It was of course sent all over the world but the proximity of England to France made it even more exciting.
Barely in my teens at this time,and although I was already enjoying the occasional pint of hard cider or jug of my fathers home made brew, I was not allowed to drink the wine at Sevens,
I did however get caught up in the excitement and the buzz afforded this quaffable if unsophisticated beverage.
Anyway, My plan worked.

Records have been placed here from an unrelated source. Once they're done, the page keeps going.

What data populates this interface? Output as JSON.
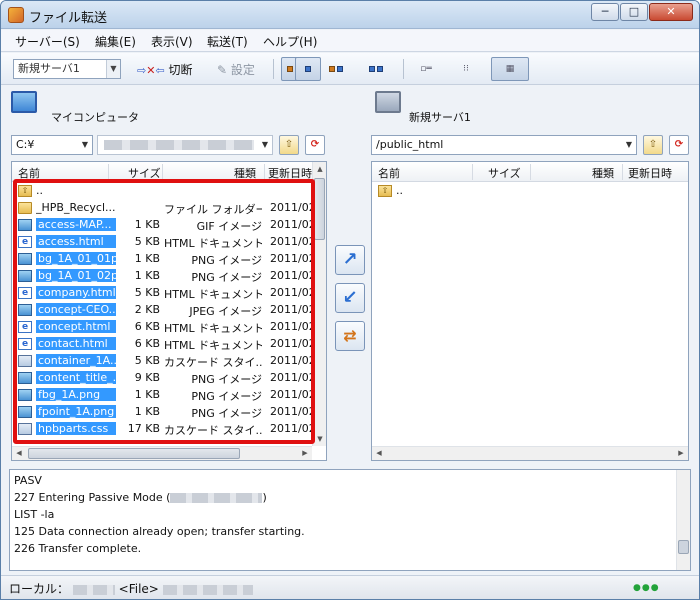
{
  "window": {
    "title": "ファイル転送",
    "min": "─",
    "max": "□",
    "close": "✕"
  },
  "menu": [
    "サーバー(S)",
    "編集(E)",
    "表示(V)",
    "転送(T)",
    "ヘルプ(H)"
  ],
  "toolbar": {
    "server_value": "新規サーバ1",
    "disconnect": "切断",
    "settings": "設定"
  },
  "local": {
    "title": "マイコンピュータ",
    "drive": "C:¥",
    "columns": [
      "名前",
      "サイズ",
      "種類",
      "更新日時"
    ],
    "rows": [
      {
        "name": "..",
        "size": "",
        "type": "",
        "date": "",
        "icon": "up-folder-icon",
        "selected": false
      },
      {
        "name": "_HPB_Recycl...",
        "size": "",
        "type": "ファイル フォルダー",
        "date": "2011/02",
        "icon": "folder-icon",
        "selected": false
      },
      {
        "name": "access-MAP...",
        "size": "1 KB",
        "type": "GIF イメージ",
        "date": "2011/02",
        "icon": "image-file-icon",
        "selected": true
      },
      {
        "name": "access.html",
        "size": "5 KB",
        "type": "HTML ドキュメント",
        "date": "2011/02",
        "icon": "html-file-icon",
        "selected": true
      },
      {
        "name": "bg_1A_01_01p...",
        "size": "1 KB",
        "type": "PNG イメージ",
        "date": "2011/02",
        "icon": "image-file-icon",
        "selected": true
      },
      {
        "name": "bg_1A_01_02p...",
        "size": "1 KB",
        "type": "PNG イメージ",
        "date": "2011/02",
        "icon": "image-file-icon",
        "selected": true
      },
      {
        "name": "company.html",
        "size": "5 KB",
        "type": "HTML ドキュメント",
        "date": "2011/02",
        "icon": "html-file-icon",
        "selected": true
      },
      {
        "name": "concept-CEO...",
        "size": "2 KB",
        "type": "JPEG イメージ",
        "date": "2011/02",
        "icon": "image-file-icon",
        "selected": true
      },
      {
        "name": "concept.html",
        "size": "6 KB",
        "type": "HTML ドキュメント",
        "date": "2011/02",
        "icon": "html-file-icon",
        "selected": true
      },
      {
        "name": "contact.html",
        "size": "6 KB",
        "type": "HTML ドキュメント",
        "date": "2011/02",
        "icon": "html-file-icon",
        "selected": true
      },
      {
        "name": "container_1A...",
        "size": "5 KB",
        "type": "カスケード スタイ...",
        "date": "2011/02",
        "icon": "css-file-icon",
        "selected": true
      },
      {
        "name": "content_title_...",
        "size": "9 KB",
        "type": "PNG イメージ",
        "date": "2011/02",
        "icon": "image-file-icon",
        "selected": true
      },
      {
        "name": "fbg_1A.png",
        "size": "1 KB",
        "type": "PNG イメージ",
        "date": "2011/02",
        "icon": "image-file-icon",
        "selected": true
      },
      {
        "name": "fpoint_1A.png",
        "size": "1 KB",
        "type": "PNG イメージ",
        "date": "2011/02",
        "icon": "image-file-icon",
        "selected": true
      },
      {
        "name": "hpbparts.css",
        "size": "17 KB",
        "type": "カスケード スタイ...",
        "date": "2011/02",
        "icon": "css-file-icon",
        "selected": true
      }
    ]
  },
  "remote": {
    "title": "新規サーバ1",
    "path": "/public_html",
    "columns": [
      "名前",
      "サイズ",
      "種類",
      "更新日時"
    ],
    "rows": [
      {
        "name": "..",
        "icon": "up-folder-icon"
      }
    ]
  },
  "log": [
    "PASV",
    "227  Entering Passive Mode (",
    "LIST -la",
    "125  Data connection already open; transfer starting.",
    "226  Transfer complete."
  ],
  "log_close_paren": ")",
  "status": {
    "local_label": "ローカル：",
    "file_label": "<File>"
  },
  "colors": {
    "selection": "#3399ff",
    "highlight_border": "#e01010"
  }
}
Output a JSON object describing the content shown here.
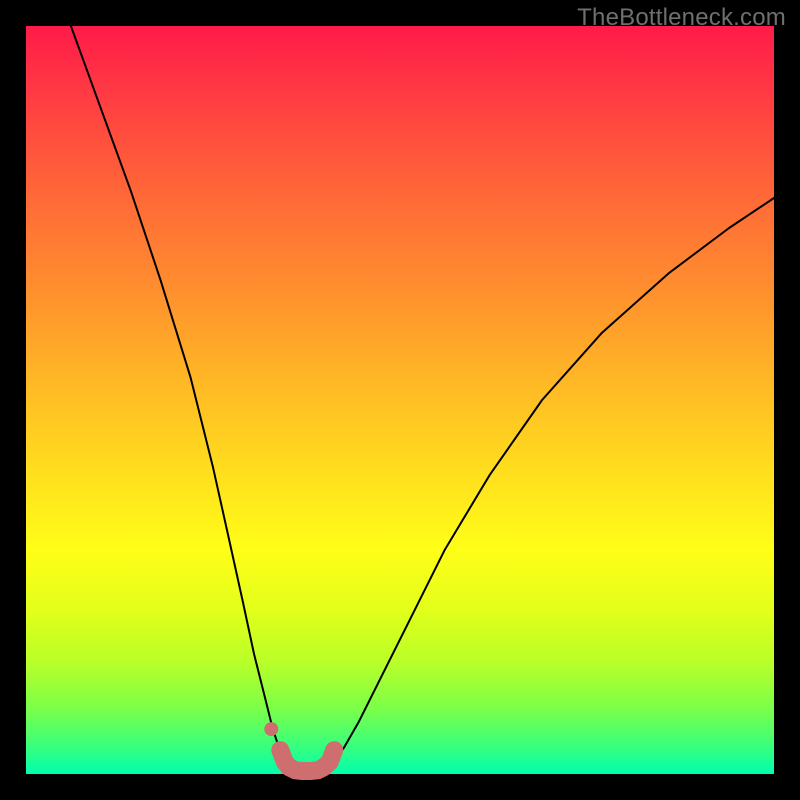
{
  "watermark": "TheBottleneck.com",
  "chart_data": {
    "type": "line",
    "title": "",
    "xlabel": "",
    "ylabel": "",
    "xlim": [
      0,
      100
    ],
    "ylim": [
      0,
      100
    ],
    "series": [
      {
        "name": "left-branch",
        "x": [
          6,
          10,
          14,
          18,
          22,
          25,
          27,
          29,
          30.5,
          32,
          33,
          34,
          34.8,
          35.4
        ],
        "values": [
          100,
          89,
          78,
          66,
          53,
          41,
          32,
          23,
          16,
          10,
          6,
          3,
          1.3,
          0.5
        ]
      },
      {
        "name": "right-branch",
        "x": [
          40,
          41,
          42.5,
          44.5,
          47,
          51,
          56,
          62,
          69,
          77,
          86,
          94,
          100
        ],
        "values": [
          0.5,
          1.5,
          3.5,
          7,
          12,
          20,
          30,
          40,
          50,
          59,
          67,
          73,
          77
        ]
      },
      {
        "name": "highlight-band",
        "x": [
          34,
          34.6,
          35.2,
          36,
          37,
          38,
          39,
          39.8,
          40.6,
          41.2
        ],
        "values": [
          3.2,
          1.6,
          0.9,
          0.5,
          0.4,
          0.4,
          0.5,
          0.9,
          1.6,
          3.2
        ]
      },
      {
        "name": "highlight-dot",
        "x": [
          32.8
        ],
        "values": [
          6.0
        ]
      }
    ],
    "colors": {
      "curve": "#000000",
      "highlight": "#cf6e6e"
    }
  }
}
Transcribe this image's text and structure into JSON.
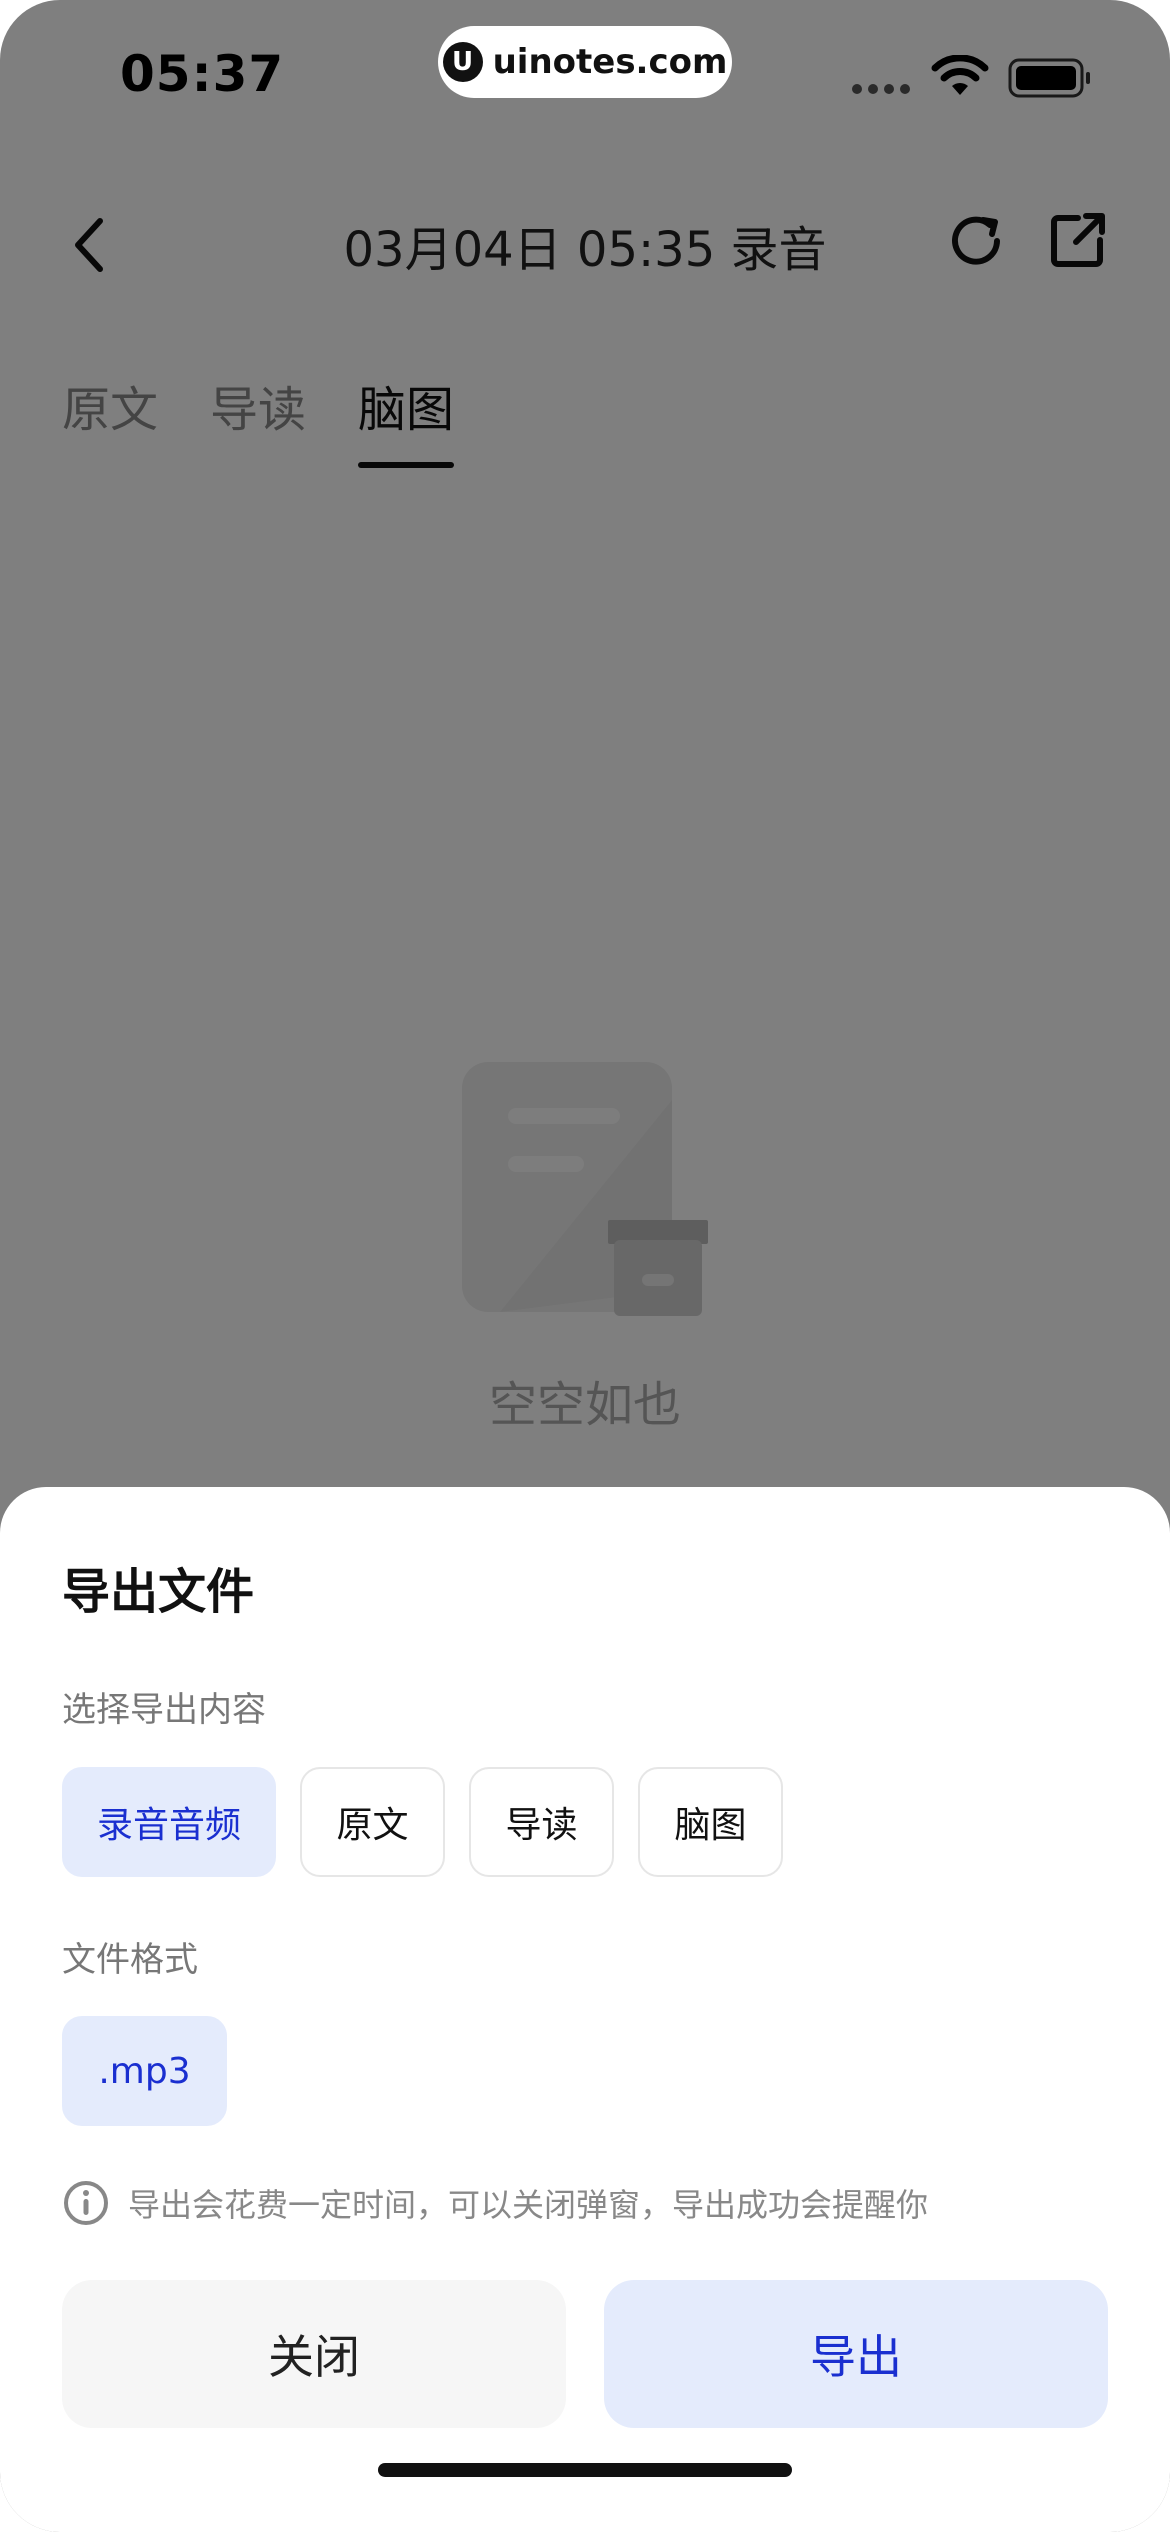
{
  "status_bar": {
    "time": "05:37",
    "url": "uinotes.com",
    "url_logo": "U"
  },
  "nav": {
    "title": "03月04日 05:35 录音"
  },
  "tabs": [
    {
      "label": "原文",
      "active": false
    },
    {
      "label": "导读",
      "active": false
    },
    {
      "label": "脑图",
      "active": true
    }
  ],
  "empty_state": {
    "text": "空空如也",
    "icon": "empty-box-icon"
  },
  "export_sheet": {
    "title": "导出文件",
    "content_label": "选择导出内容",
    "content_options": [
      {
        "label": "录音音频",
        "selected": true
      },
      {
        "label": "原文",
        "selected": false
      },
      {
        "label": "导读",
        "selected": false
      },
      {
        "label": "脑图",
        "selected": false
      }
    ],
    "format_label": "文件格式",
    "format_options": [
      {
        "label": ".mp3",
        "selected": true
      }
    ],
    "note": "导出会花费一定时间，可以关闭弹窗，导出成功会提醒你",
    "close_label": "关闭",
    "export_label": "导出"
  },
  "colors": {
    "accent": "#1a2fd0",
    "accent_bg": "#e4ebfc",
    "overlay": "rgba(0,0,0,0.5)"
  }
}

I spent my allotted stint chopping vegetables, baking quiches, assembling coronation chicken salads and sweeping floors. then, when it was time to return to school, I asked Tony if I could have a part time job.
Fast forward to 2011, after 10 years of traveling and cooking on private yachts in or on the waters of twenty plus countries and now running my own catering company in Vermont USA, I'm heading back to England for a short visit which always starts with a good pub dinner with Mum & Dad.. In Farnham's heyday, there were over 50 pubs and yes we did attempt to crawl from one to the other on a Saturday night
Sadly, Tony passed away a while ago and Seven's Wine bar is now a mediocre Italian restaurant, but his spirit of congenial hospitality lives on strong in his daughter Sam.
Sam, knee high when I worked for her father, is now a beautiful young woman with her fathers ready smile and a talent for making you feel as comfortable in her inn as you would be in your own living room.
Hearing that the food "rules" at her pub The Fox , we made a reservation and luckily so as even on a Wednesday evening, the place was hopping.
Pub grub in England has turned into "gastro pub cuisine" over the last 20 years. The bangers and mash replaced with Mediterranean chicken sausage & celery root puree, steak and kidney pudding replaced with organic British beef & Abbott ale pie.
Creative & healthy vegetarian dishes from all over the world are scattered throughout menus holding their own against the local wild game,sustainable fish and organic poultry offerings.
I introduced myself to Sam as she welcomed us in and we warmly and enthusiastically discussed how her dad had inspired and encouraged us both.
Dinner was delicious !
I started with with a warm salad of spicy chorizo sausage, black pudding and sun blushed tomatoes whose soft and juicy texture were a great compliment to the sturdy and colorful locally sourced spring greens. My entree of grilled halibut filet on a minted pea puree w' citrus butter had great flavor even if the fish could have done with a little less cooking.
Other delicious sounding entrees included pan seared duck breast w' a blackberry & red wine sauce on a potato rosti .
We were too full for "pud" but I did glance over the dessert board and they all sounded delicious !
If you ever find yourself in the south of England, close to Farnham, do stop in at the Fox Pub for a bite. It's a great example of how an English pub can and will survive by upgrading the food and maximizing the ambience and the hospitality.